▶ **SOURCE DATA**:

━━━━━━━━━━━━━━━━━━━━

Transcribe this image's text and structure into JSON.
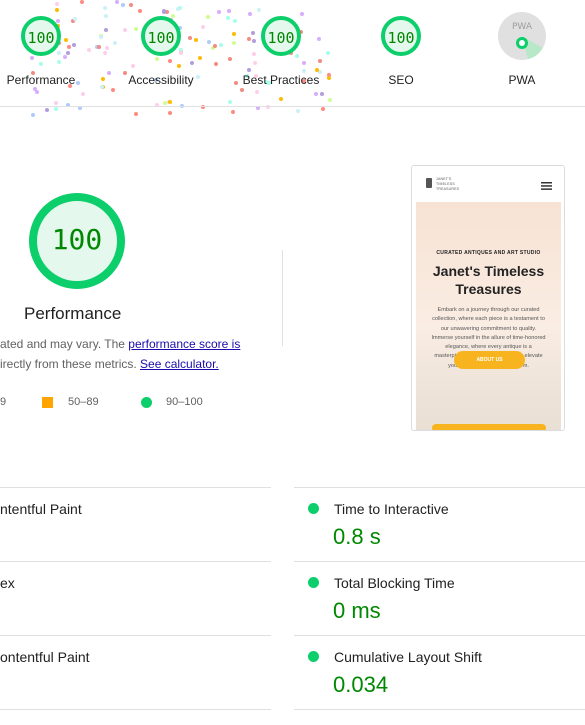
{
  "categories": [
    {
      "label": "Performance",
      "score": "100"
    },
    {
      "label": "Accessibility",
      "score": "100"
    },
    {
      "label": "Best Practices",
      "score": "100"
    },
    {
      "label": "SEO",
      "score": "100"
    }
  ],
  "pwa": {
    "label": "PWA",
    "badge_text": "PWA"
  },
  "colors": {
    "pass": "#0cce6b",
    "average": "#ffa400",
    "pass_text": "#008800"
  },
  "performance": {
    "score": "100",
    "title": "Performance",
    "line1_prefix": "ated and may vary. The ",
    "line1_link": "performance score is",
    "line2_prefix": "irectly from these metrics. ",
    "line2_link": "See calculator."
  },
  "legend": [
    {
      "range": "9"
    },
    {
      "range": "50–89"
    },
    {
      "range": "90–100"
    }
  ],
  "preview": {
    "logo_text": "JANET'S TIMELESS TREASURES",
    "eyebrow": "CURATED ANTIQUES AND ART STUDIO",
    "heading_line1": "Janet's Timeless",
    "heading_line2": "Treasures",
    "body": "Embark on a journey through our curated collection, where each piece is a testament to our unwavering commitment to quality. Immerse yourself in the allure of time-honored elegance, where every antique is a masterpiece meticulously chosen to elevate your space with enduring charm.",
    "button": "ABOUT US"
  },
  "metrics_left": [
    {
      "title": "ntentful Paint"
    },
    {
      "title": "ex"
    },
    {
      "title": "ontentful Paint"
    }
  ],
  "metrics_right": [
    {
      "title": "Time to Interactive",
      "value": "0.8 s"
    },
    {
      "title": "Total Blocking Time",
      "value": "0 ms"
    },
    {
      "title": "Cumulative Layout Shift",
      "value": "0.034"
    }
  ]
}
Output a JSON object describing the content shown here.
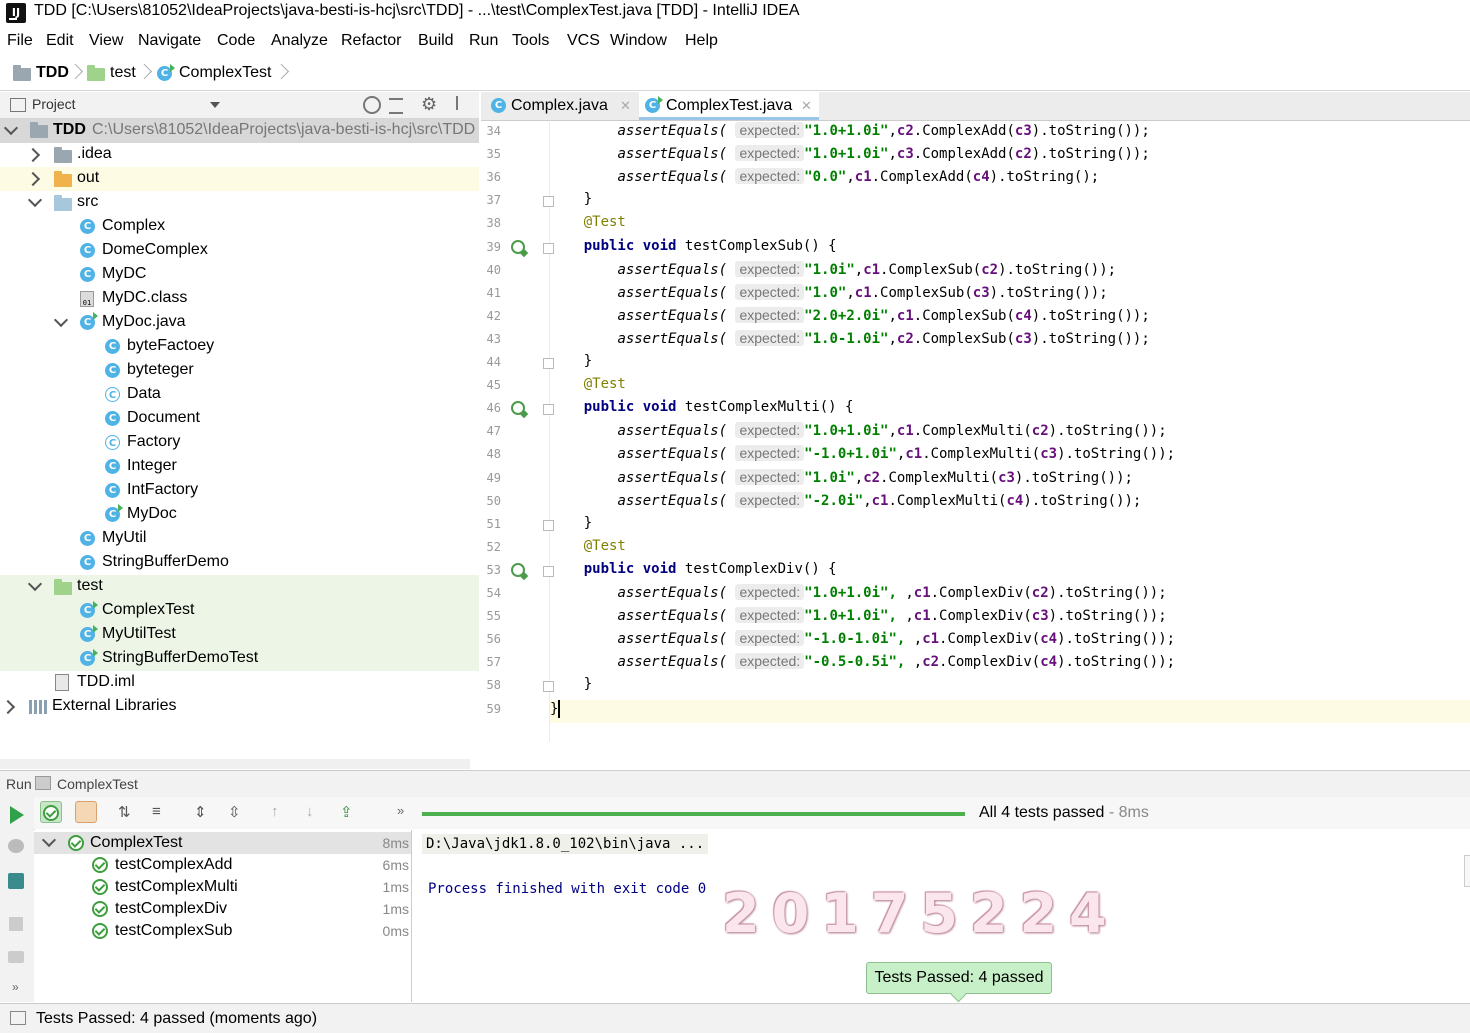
{
  "window": {
    "title": "TDD [C:\\Users\\81052\\IdeaProjects\\java-besti-is-hcj\\src\\TDD] - ...\\test\\ComplexTest.java [TDD] - IntelliJ IDEA"
  },
  "menu": [
    "File",
    "Edit",
    "View",
    "Navigate",
    "Code",
    "Analyze",
    "Refactor",
    "Build",
    "Run",
    "Tools",
    "VCS",
    "Window",
    "Help"
  ],
  "breadcrumb": [
    "TDD",
    "test",
    "ComplexTest"
  ],
  "project": {
    "header": "Project",
    "tree": [
      {
        "label": "TDD",
        "path": "C:\\Users\\81052\\IdeaProjects\\java-besti-is-hcj\\src\\TDD"
      },
      {
        "label": ".idea"
      },
      {
        "label": "out"
      },
      {
        "label": "src"
      },
      {
        "label": "Complex"
      },
      {
        "label": "DomeComplex"
      },
      {
        "label": "MyDC"
      },
      {
        "label": "MyDC.class"
      },
      {
        "label": "MyDoc.java"
      },
      {
        "label": "byteFactoey"
      },
      {
        "label": "byteteger"
      },
      {
        "label": "Data"
      },
      {
        "label": "Document"
      },
      {
        "label": "Factory"
      },
      {
        "label": "Integer"
      },
      {
        "label": "IntFactory"
      },
      {
        "label": "MyDoc"
      },
      {
        "label": "MyUtil"
      },
      {
        "label": "StringBufferDemo"
      },
      {
        "label": "test"
      },
      {
        "label": "ComplexTest"
      },
      {
        "label": "MyUtilTest"
      },
      {
        "label": "StringBufferDemoTest"
      },
      {
        "label": "TDD.iml"
      },
      {
        "label": "External Libraries"
      }
    ]
  },
  "editor": {
    "tabs": [
      {
        "label": "Complex.java",
        "active": false
      },
      {
        "label": "ComplexTest.java",
        "active": true
      }
    ],
    "line_numbers": [
      "34",
      "35",
      "36",
      "37",
      "38",
      "39",
      "40",
      "41",
      "42",
      "43",
      "44",
      "45",
      "46",
      "47",
      "48",
      "49",
      "50",
      "51",
      "52",
      "53",
      "54",
      "55",
      "56",
      "57",
      "58",
      "59"
    ],
    "hint": "expected:",
    "assert": "assertEquals(",
    "test_annotation": "@Test",
    "kw_public": "public",
    "kw_void": "void",
    "brace_close": "}",
    "methods": {
      "sub": "testComplexSub() {",
      "multi": "testComplexMulti() {",
      "div": "testComplexDiv() {"
    },
    "asserts": [
      {
        "str": "\"1.0+1.0i\"",
        "var": "c2",
        "call": ".ComplexAdd(",
        "arg": "c3",
        "end": ").toString());"
      },
      {
        "str": "\"1.0+1.0i\"",
        "var": "c3",
        "call": ".ComplexAdd(",
        "arg": "c2",
        "end": ").toString());"
      },
      {
        "str": "\"0.0\"",
        "var": "c1",
        "call": ".ComplexAdd(",
        "arg": "c4",
        "end": ").toString();"
      },
      {
        "str": "\"1.0i\"",
        "var": "c1",
        "call": ".ComplexSub(",
        "arg": "c2",
        "end": ").toString());"
      },
      {
        "str": "\"1.0\"",
        "var": "c1",
        "call": ".ComplexSub(",
        "arg": "c3",
        "end": ").toString());"
      },
      {
        "str": "\"2.0+2.0i\"",
        "var": "c1",
        "call": ".ComplexSub(",
        "arg": "c4",
        "end": ").toString());"
      },
      {
        "str": "\"1.0-1.0i\"",
        "var": "c2",
        "call": ".ComplexSub(",
        "arg": "c3",
        "end": ").toString());"
      },
      {
        "str": "\"1.0+1.0i\"",
        "var": "c1",
        "call": ".ComplexMulti(",
        "arg": "c2",
        "end": ").toString());"
      },
      {
        "str": "\"-1.0+1.0i\"",
        "var": "c1",
        "call": ".ComplexMulti(",
        "arg": "c3",
        "end": ").toString());"
      },
      {
        "str": "\"1.0i\"",
        "var": "c2",
        "call": ".ComplexMulti(",
        "arg": "c3",
        "end": ").toString());"
      },
      {
        "str": "\"-2.0i\"",
        "var": "c1",
        "call": ".ComplexMulti(",
        "arg": "c4",
        "end": ").toString());"
      },
      {
        "str": "\"1.0+1.0i\", ",
        "var": "c1",
        "call": ".ComplexDiv(",
        "arg": "c2",
        "end": ").toString());"
      },
      {
        "str": "\"1.0+1.0i\", ",
        "var": "c1",
        "call": ".ComplexDiv(",
        "arg": "c3",
        "end": ").toString());"
      },
      {
        "str": "\"-1.0-1.0i\", ",
        "var": "c1",
        "call": ".ComplexDiv(",
        "arg": "c4",
        "end": ").toString());"
      },
      {
        "str": "\"-0.5-0.5i\", ",
        "var": "c2",
        "call": ".ComplexDiv(",
        "arg": "c4",
        "end": ").toString());"
      }
    ]
  },
  "run": {
    "label": "Run",
    "config": "ComplexTest",
    "progress": {
      "fraction": 1.0,
      "text": "All 4 tests passed",
      "time": " - 8ms"
    },
    "tests": [
      {
        "name": "ComplexTest",
        "time": "8ms"
      },
      {
        "name": "testComplexAdd",
        "time": "6ms"
      },
      {
        "name": "testComplexMulti",
        "time": "1ms"
      },
      {
        "name": "testComplexDiv",
        "time": "1ms"
      },
      {
        "name": "testComplexSub",
        "time": "0ms"
      }
    ],
    "console": [
      "D:\\Java\\jdk1.8.0_102\\bin\\java ...",
      "Process finished with exit code 0"
    ],
    "watermark": "20175224",
    "balloon": "Tests Passed: 4 passed"
  },
  "status": {
    "text": "Tests Passed: 4 passed (moments ago)"
  },
  "colors": {
    "accent": "#4fb3e6",
    "pass_green": "#4cb04f",
    "string_green": "#008000",
    "keyword_navy": "#000080",
    "field_purple": "#660e7a"
  }
}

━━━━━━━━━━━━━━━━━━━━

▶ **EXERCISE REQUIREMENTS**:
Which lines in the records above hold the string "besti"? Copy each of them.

▶ **EXERCISE RESULT**:
    "title": "TDD [C:\\Users\\81052\\IdeaProjects\\java-besti-is-hcj\\src\\TDD] - ...\\test\\ComplexTest.java [TDD] - IntelliJ IDEA"
        "path": "C:\\Users\\81052\\IdeaProjects\\java-besti-is-hcj\\src\\TDD"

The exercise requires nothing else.